The Magic School Bus Sees Stars
Students report star counts and explore why we don't see stars during the day.
- Grades: 3–5
Field Trip Notes
When the kids see Horace Scope on the Star Shopping Network, they decide to buy Dorothy Ann a star for her birthday. Not wanting to buy something sight unseen, the kids blast off in the Magic School Bus to inspect the merchandise. They visit a young star, and then a middle-age star — but it's the third, and last star they decide to buy. But when they give Horace their money, KABLOOM! The star explodes! Does this mean their star is gone forever?
Time: 30 minutes
Group Size: 4
Dorothy Ann has a nifty new telescope, but she still enjoys looking at the stars with eye power alone. You kids report star counts and explore why we don't see stars during the day.
What You Need
For the class:
- Copies of the SHINE ON page, which includes the Star Count take-home activity
For each group:
- Pencil or pen
- Bright flashlight
Ahead of time: Encourage students to do the Star Count activity with their families. Set a date for Star Count reports.

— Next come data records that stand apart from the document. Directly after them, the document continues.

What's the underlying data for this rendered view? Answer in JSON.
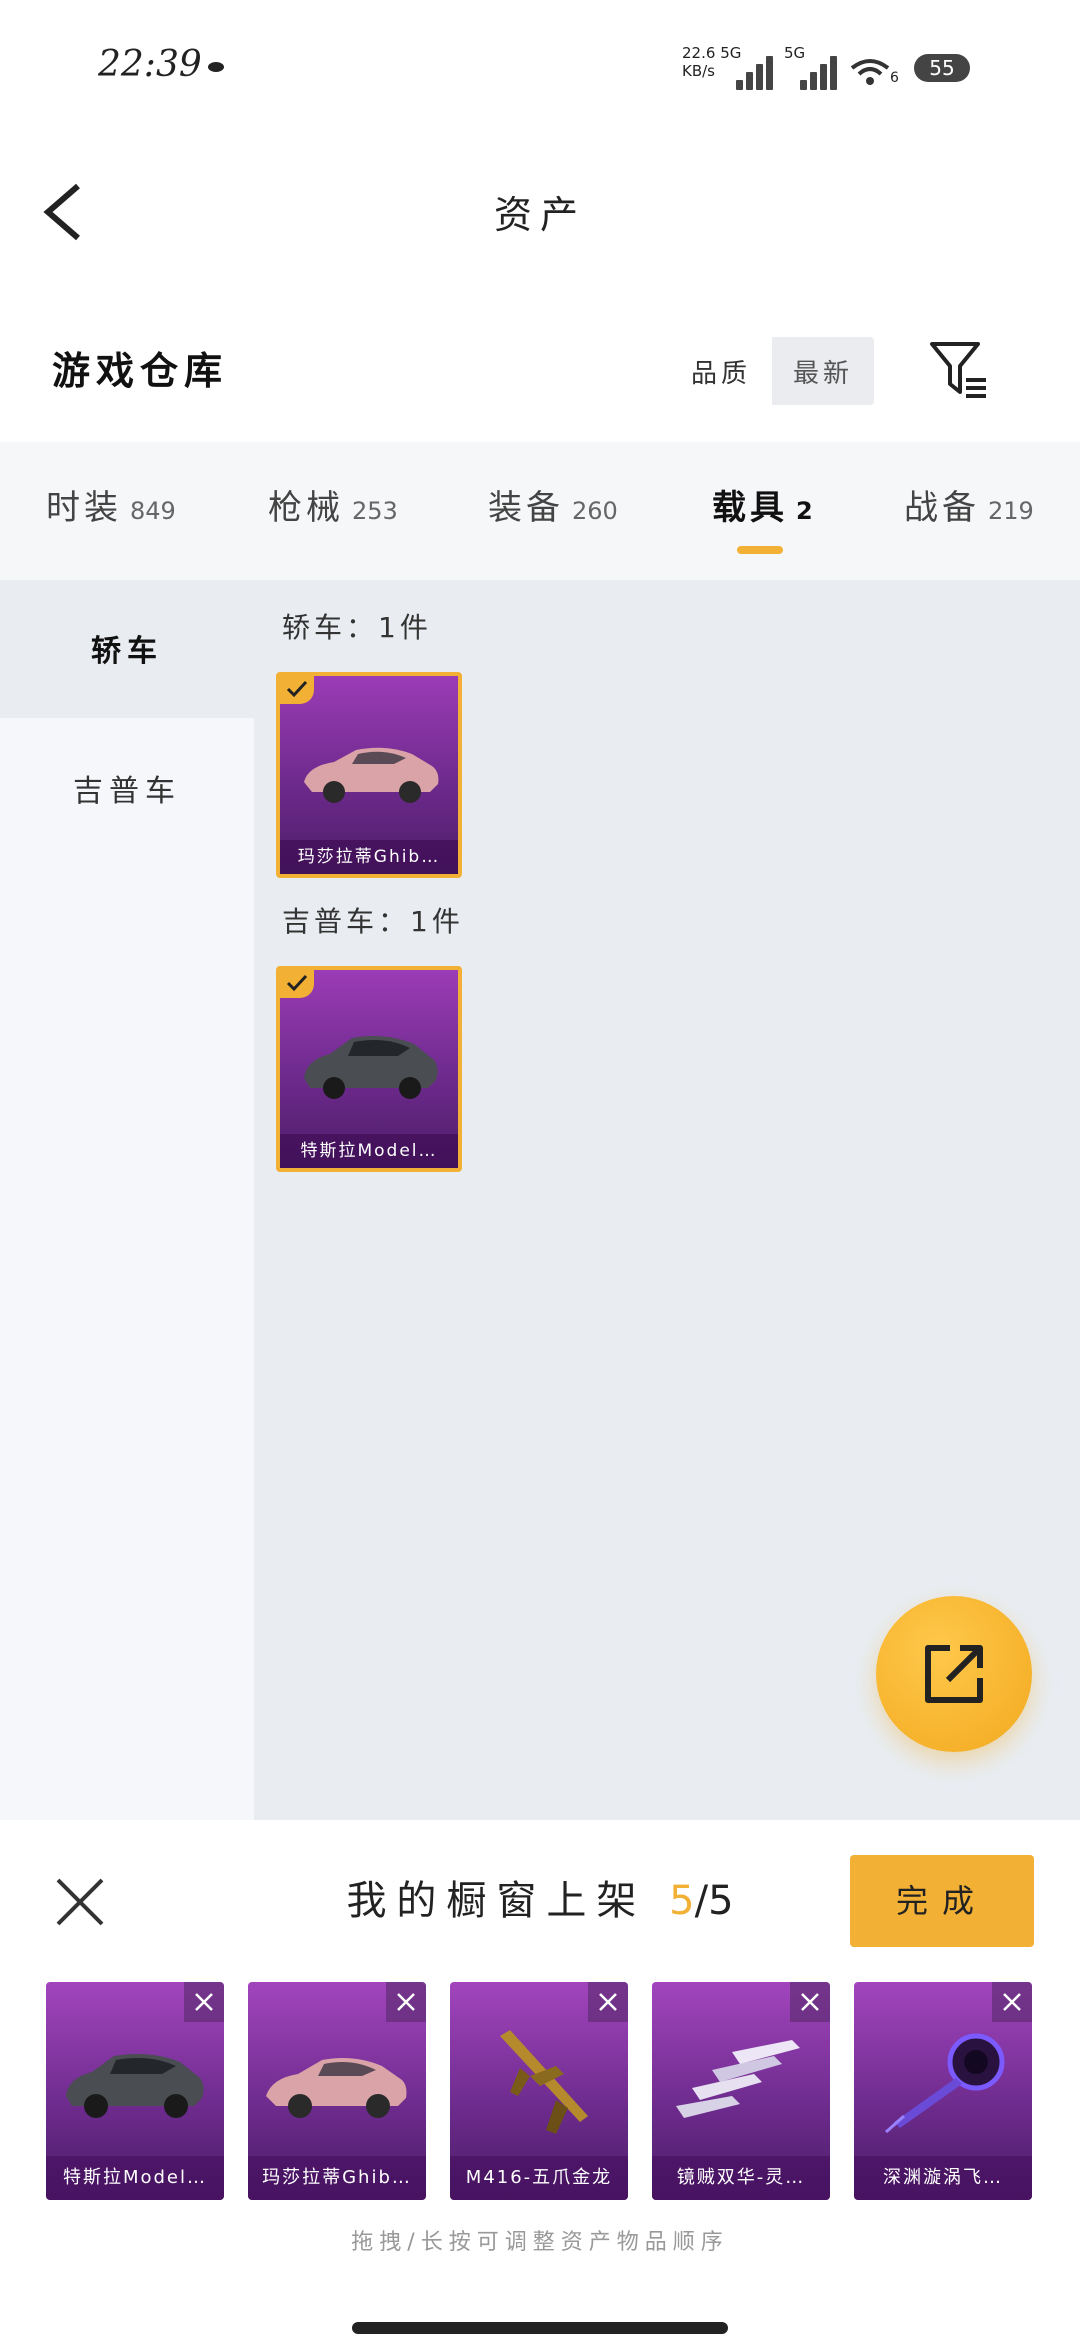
{
  "status_bar": {
    "time": "22:39",
    "net_speed_value": "22.6",
    "net_speed_unit": "KB/s",
    "net_type_1": "5G",
    "net_type_2": "5G",
    "wifi_index": "6",
    "battery": "55"
  },
  "header": {
    "title": "资产"
  },
  "warehouse": {
    "title": "游戏仓库",
    "sort_options": [
      "品质",
      "最新"
    ]
  },
  "tabs": [
    {
      "label": "时装",
      "count": "849"
    },
    {
      "label": "枪械",
      "count": "253"
    },
    {
      "label": "装备",
      "count": "260"
    },
    {
      "label": "载具",
      "count": "2"
    },
    {
      "label": "战备",
      "count": "219"
    }
  ],
  "active_tab": "载具",
  "sidebar": {
    "items": [
      "轿车",
      "吉普车"
    ]
  },
  "groups": [
    {
      "label": "轿车：1件",
      "items": [
        {
          "name": "玛莎拉蒂Ghib…",
          "selected": true
        }
      ]
    },
    {
      "label": "吉普车：1件",
      "items": [
        {
          "name": "特斯拉Model…",
          "selected": true
        }
      ]
    }
  ],
  "showcase": {
    "title": "我的橱窗上架",
    "current": "5",
    "separator": "/",
    "total": "5",
    "done_label": "完成",
    "items": [
      {
        "name": "特斯拉Model…",
        "icon": "car-dark-icon"
      },
      {
        "name": "玛莎拉蒂Ghib…",
        "icon": "car-pink-icon"
      },
      {
        "name": "M416-五爪金龙",
        "icon": "rifle-icon"
      },
      {
        "name": "镜贼双华-灵…",
        "icon": "crystal-blades-icon"
      },
      {
        "name": "深渊漩涡飞…",
        "icon": "vortex-glider-icon"
      }
    ],
    "hint": "拖拽/长按可调整资产物品顺序"
  },
  "colors": {
    "accent": "#f2b035",
    "card_purple": "#7a2f9c"
  }
}
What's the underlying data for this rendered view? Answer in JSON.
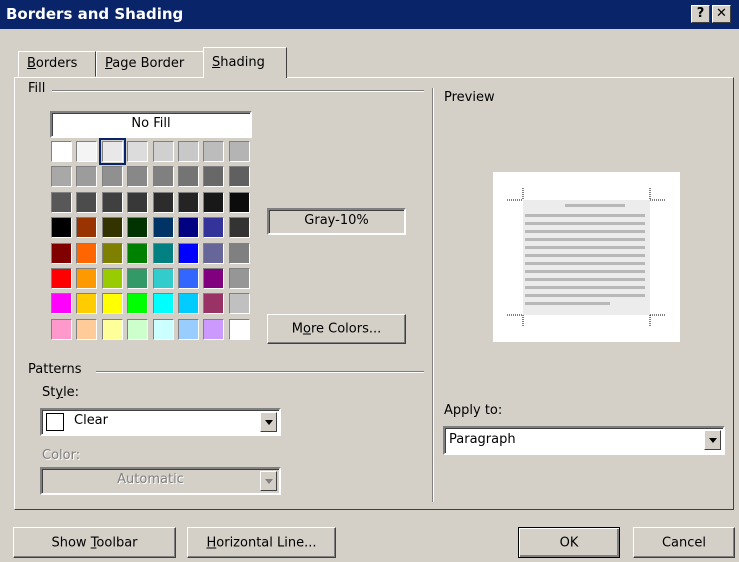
{
  "window": {
    "title": "Borders and Shading",
    "help_btn": "?",
    "close_btn": "✕"
  },
  "tabs": [
    {
      "label_pre": "",
      "label_key": "B",
      "label_post": "orders"
    },
    {
      "label_pre": "",
      "label_key": "P",
      "label_post": "age Border"
    },
    {
      "label_pre": "",
      "label_key": "S",
      "label_post": "hading"
    }
  ],
  "fill": {
    "label": "Fill",
    "no_fill": "No Fill",
    "selected_name": "Gray-10%",
    "more_colors_pre": "M",
    "more_colors_key": "o",
    "more_colors_post": "re Colors...",
    "palette": [
      [
        "#ffffff",
        "#f4f4f4",
        "#e8e8e8",
        "#dcdcdc",
        "#d0d0d0",
        "#c8c8c8",
        "#bcbcbc",
        "#b4b4b4"
      ],
      [
        "#a8a8a8",
        "#9c9c9c",
        "#909090",
        "#888888",
        "#808080",
        "#747474",
        "#686868",
        "#606060"
      ],
      [
        "#585858",
        "#4c4c4c",
        "#404040",
        "#383838",
        "#2c2c2c",
        "#242424",
        "#181818",
        "#0c0c0c"
      ],
      [
        "#000000",
        "#993300",
        "#333300",
        "#003300",
        "#003366",
        "#000080",
        "#333399",
        "#333333"
      ],
      [
        "#800000",
        "#ff6600",
        "#808000",
        "#008000",
        "#008080",
        "#0000ff",
        "#666699",
        "#808080"
      ],
      [
        "#ff0000",
        "#ff9900",
        "#99cc00",
        "#339966",
        "#33cccc",
        "#3366ff",
        "#800080",
        "#969696"
      ],
      [
        "#ff00ff",
        "#ffcc00",
        "#ffff00",
        "#00ff00",
        "#00ffff",
        "#00ccff",
        "#993366",
        "#c0c0c0"
      ],
      [
        "#ff99cc",
        "#ffcc99",
        "#ffff99",
        "#ccffcc",
        "#ccffff",
        "#99ccff",
        "#cc99ff",
        "#ffffff"
      ]
    ]
  },
  "patterns": {
    "label": "Patterns",
    "style_pre": "St",
    "style_key": "y",
    "style_post": "le:",
    "style_value": "Clear",
    "color_label": "Color:",
    "color_value": "Automatic"
  },
  "preview": {
    "label": "Preview",
    "apply_to_label": "Apply to:",
    "apply_to_value": "Paragraph"
  },
  "buttons": {
    "show_toolbar_pre": "Show ",
    "show_toolbar_key": "T",
    "show_toolbar_post": "oolbar",
    "horizontal_line_pre": "",
    "horizontal_line_key": "H",
    "horizontal_line_post": "orizontal Line...",
    "ok": "OK",
    "cancel": "Cancel"
  }
}
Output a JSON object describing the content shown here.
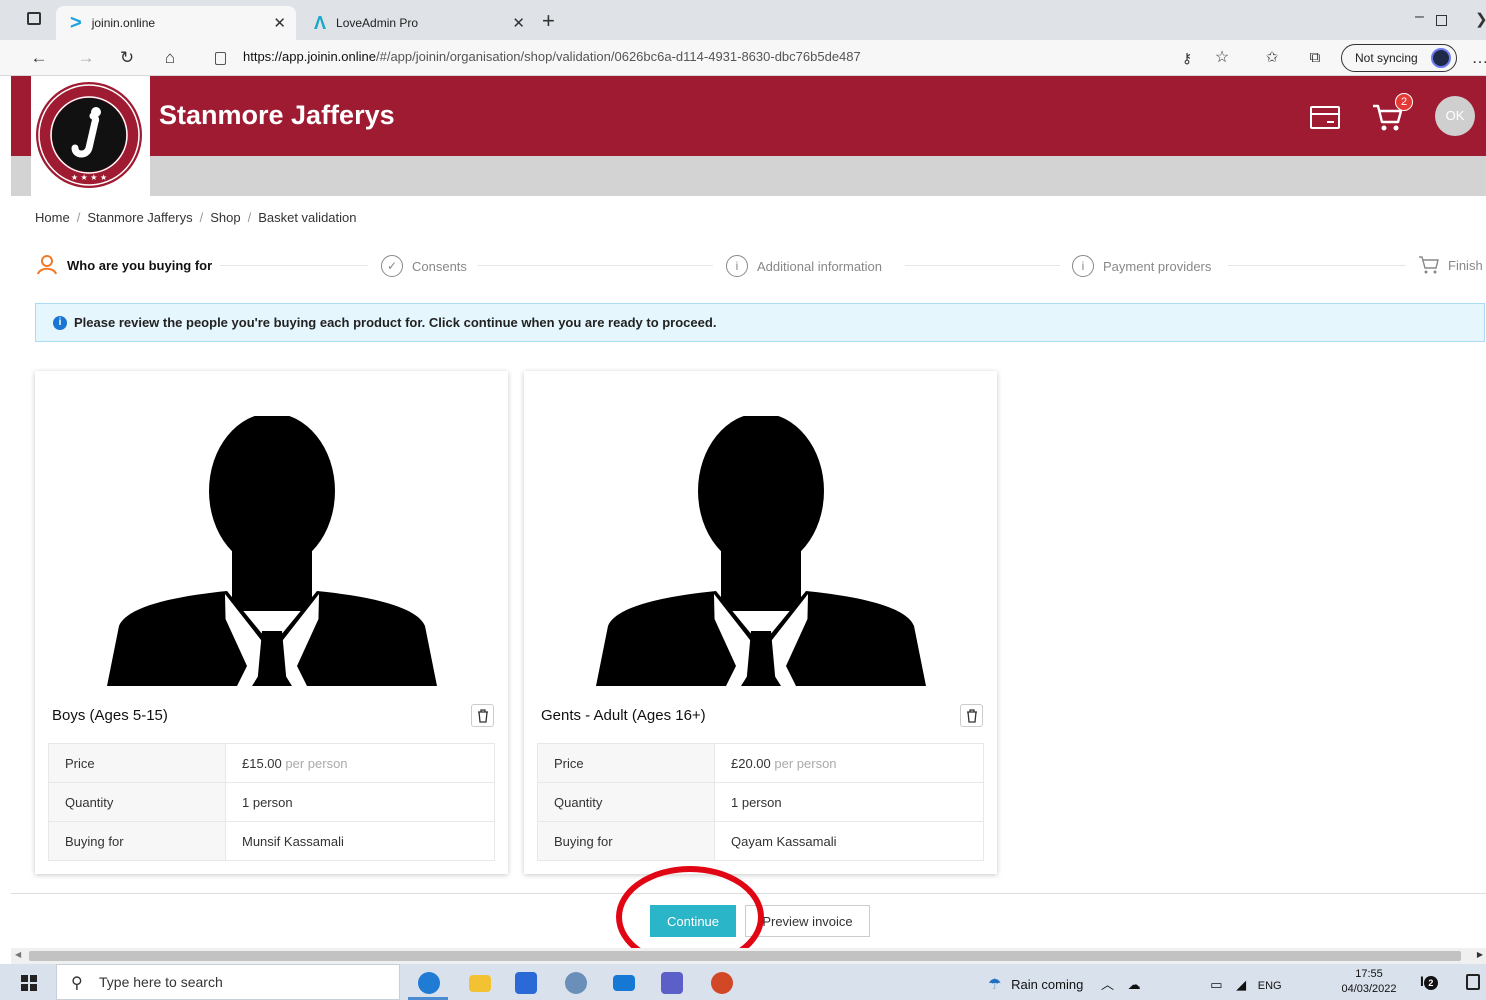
{
  "browser": {
    "tabs": [
      {
        "title": "joinin.online",
        "icon": "chevron-right-icon"
      },
      {
        "title": "LoveAdmin Pro",
        "icon": "loveadmin-logo-icon"
      }
    ],
    "url_host": "https://app.joinin.online",
    "url_path": "/#/app/joinin/organisation/shop/validation/0626bc6a-d114-4931-8630-dbc76b5de487",
    "sync_label": "Not syncing"
  },
  "header": {
    "club_name": "Stanmore Jafferys",
    "logo_text": "STANMORE JAFFERYS",
    "cart_count": "2",
    "avatar_initials": "OK",
    "colors": {
      "brand": "#9e1b32",
      "accent": "#2bb5c8"
    }
  },
  "breadcrumb": [
    "Home",
    "Stanmore Jafferys",
    "Shop",
    "Basket validation"
  ],
  "steps": [
    {
      "label": "Who are you buying for",
      "active": true
    },
    {
      "label": "Consents",
      "active": false
    },
    {
      "label": "Additional information",
      "active": false
    },
    {
      "label": "Payment providers",
      "active": false
    },
    {
      "label": "Finish",
      "active": false
    }
  ],
  "info_message": "Please review the people you're buying each product for. Click continue when you are ready to proceed.",
  "products": [
    {
      "title": "Boys (Ages 5-15)",
      "rows": [
        {
          "label": "Price",
          "value": "£15.00",
          "suffix": "per person"
        },
        {
          "label": "Quantity",
          "value": "1 person",
          "suffix": ""
        },
        {
          "label": "Buying for",
          "value": "Munsif Kassamali",
          "suffix": ""
        }
      ]
    },
    {
      "title": "Gents - Adult (Ages 16+)",
      "rows": [
        {
          "label": "Price",
          "value": "£20.00",
          "suffix": "per person"
        },
        {
          "label": "Quantity",
          "value": "1 person",
          "suffix": ""
        },
        {
          "label": "Buying for",
          "value": "Qayam Kassamali",
          "suffix": ""
        }
      ]
    }
  ],
  "actions": {
    "continue": "Continue",
    "preview_invoice": "Preview invoice"
  },
  "taskbar": {
    "search_placeholder": "Type here to search",
    "weather": "Rain coming",
    "language": "ENG",
    "time": "17:55",
    "date": "04/03/2022",
    "notification_count": "2"
  }
}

Talk About It
Let students report results of their Star Counts. Ask: Who saw the most stars? The least? Why did some see less stars then others did? (Light from surroundings or a bright moon fades out some stars.)
What To Do
- Ask: Do stars shine during the day? (Yes, but atmospheric gases, dust, and water vapor scatter sunlight passing through. This veils stars until the sun sets.) Record students’ ideas.
- After kids punch out the Astro-Liz “constellation,” have them cut out the foldover. Fold the white flap over the dark Astro-Liz flap. Ask: What do the holes represent? (stars) The flashlight? (sun) The cover flap? (atmosphere)
- Tell kids to pretend it’s nighttime. Hold up Astro-Liz to a bright window, white flap facing them. Do they see “stars” through the “atmosphere” (cover flap)?
- Ask: When the sun comes up, do you see stars? Let kids shine the flashlight on the coverflap “atmosphere.”
- Ask: Why don’t we see stars during the day?
Make a sky map of favorite constellations students see at night.